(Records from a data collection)
┄┄┄┄┄┄┄┄┄┄

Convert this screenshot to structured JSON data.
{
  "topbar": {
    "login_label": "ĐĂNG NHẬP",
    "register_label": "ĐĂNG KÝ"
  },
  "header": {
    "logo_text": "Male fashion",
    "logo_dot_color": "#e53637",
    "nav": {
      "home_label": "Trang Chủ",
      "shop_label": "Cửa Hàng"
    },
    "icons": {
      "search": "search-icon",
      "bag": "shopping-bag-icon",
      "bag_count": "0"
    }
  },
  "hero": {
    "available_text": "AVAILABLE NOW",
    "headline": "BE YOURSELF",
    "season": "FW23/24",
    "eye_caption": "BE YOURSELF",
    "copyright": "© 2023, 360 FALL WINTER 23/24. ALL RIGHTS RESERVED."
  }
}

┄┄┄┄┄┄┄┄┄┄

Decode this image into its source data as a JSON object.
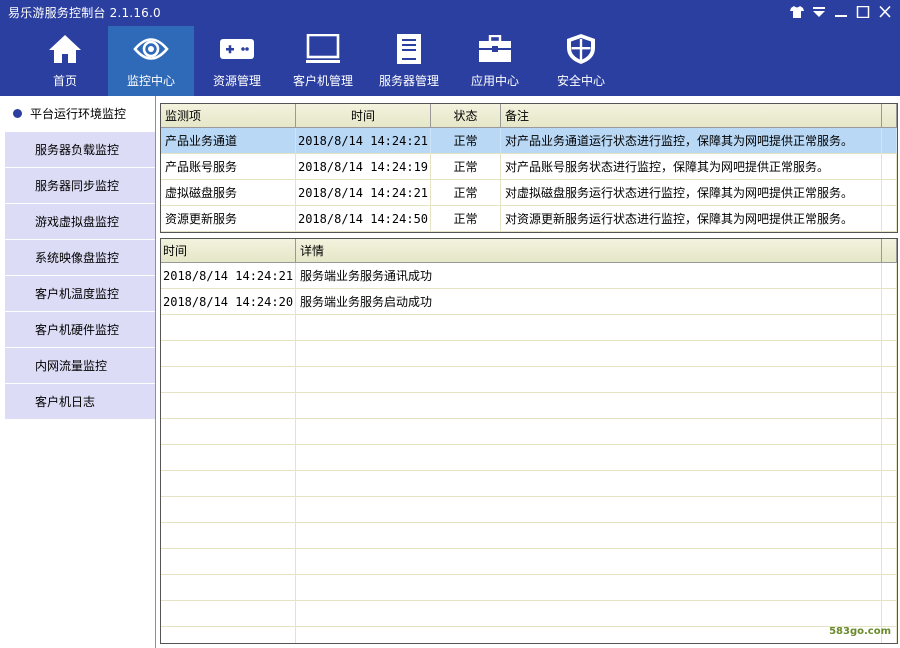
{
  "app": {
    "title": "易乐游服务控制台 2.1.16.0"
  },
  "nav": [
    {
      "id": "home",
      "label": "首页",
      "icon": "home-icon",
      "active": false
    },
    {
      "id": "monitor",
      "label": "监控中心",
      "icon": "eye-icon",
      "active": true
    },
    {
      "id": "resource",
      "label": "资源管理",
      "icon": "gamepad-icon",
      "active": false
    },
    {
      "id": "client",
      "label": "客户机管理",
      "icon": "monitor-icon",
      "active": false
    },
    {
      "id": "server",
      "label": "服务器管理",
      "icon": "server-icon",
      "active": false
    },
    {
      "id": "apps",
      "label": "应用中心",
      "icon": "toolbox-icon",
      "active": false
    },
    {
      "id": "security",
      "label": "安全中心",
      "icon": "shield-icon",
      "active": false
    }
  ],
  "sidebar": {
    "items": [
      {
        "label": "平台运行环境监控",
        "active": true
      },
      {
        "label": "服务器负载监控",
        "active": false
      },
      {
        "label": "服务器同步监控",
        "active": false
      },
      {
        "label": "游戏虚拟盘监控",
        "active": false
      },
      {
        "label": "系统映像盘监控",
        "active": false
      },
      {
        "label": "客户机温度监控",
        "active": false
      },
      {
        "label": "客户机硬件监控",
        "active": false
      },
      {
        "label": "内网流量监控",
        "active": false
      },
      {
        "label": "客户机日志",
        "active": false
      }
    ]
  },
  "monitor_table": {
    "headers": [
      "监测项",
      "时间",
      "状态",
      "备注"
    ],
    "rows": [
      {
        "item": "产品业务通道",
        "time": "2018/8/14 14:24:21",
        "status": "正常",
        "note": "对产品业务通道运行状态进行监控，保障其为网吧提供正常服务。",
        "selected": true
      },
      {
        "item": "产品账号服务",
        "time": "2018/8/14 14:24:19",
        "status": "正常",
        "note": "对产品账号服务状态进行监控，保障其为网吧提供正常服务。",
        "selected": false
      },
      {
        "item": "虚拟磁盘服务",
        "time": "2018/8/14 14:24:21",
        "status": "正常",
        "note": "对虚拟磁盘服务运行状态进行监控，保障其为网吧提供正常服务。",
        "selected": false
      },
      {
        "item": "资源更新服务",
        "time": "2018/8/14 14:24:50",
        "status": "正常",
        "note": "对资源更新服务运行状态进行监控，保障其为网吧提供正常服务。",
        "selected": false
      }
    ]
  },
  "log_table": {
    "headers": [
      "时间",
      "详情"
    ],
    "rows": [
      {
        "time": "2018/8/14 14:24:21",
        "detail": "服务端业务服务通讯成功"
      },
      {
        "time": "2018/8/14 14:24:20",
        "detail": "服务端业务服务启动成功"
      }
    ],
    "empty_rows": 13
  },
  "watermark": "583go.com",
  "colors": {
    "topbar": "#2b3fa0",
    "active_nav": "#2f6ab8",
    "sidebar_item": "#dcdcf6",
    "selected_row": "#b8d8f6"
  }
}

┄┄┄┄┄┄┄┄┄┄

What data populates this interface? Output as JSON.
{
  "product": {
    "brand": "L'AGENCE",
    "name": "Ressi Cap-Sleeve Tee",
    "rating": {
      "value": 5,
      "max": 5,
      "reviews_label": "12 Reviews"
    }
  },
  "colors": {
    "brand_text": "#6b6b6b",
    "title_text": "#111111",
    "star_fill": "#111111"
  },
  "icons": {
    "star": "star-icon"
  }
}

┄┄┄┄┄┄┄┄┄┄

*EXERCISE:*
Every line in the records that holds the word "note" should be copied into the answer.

*RESULT FOR THIS TASK:*
        "note": "对产品业务通道运行状态进行监控，保障其为网吧提供正常服务。",
        "note": "对产品账号服务状态进行监控，保障其为网吧提供正常服务。",
        "note": "对虚拟磁盘服务运行状态进行监控，保障其为网吧提供正常服务。",
        "note": "对资源更新服务运行状态进行监控，保障其为网吧提供正常服务。",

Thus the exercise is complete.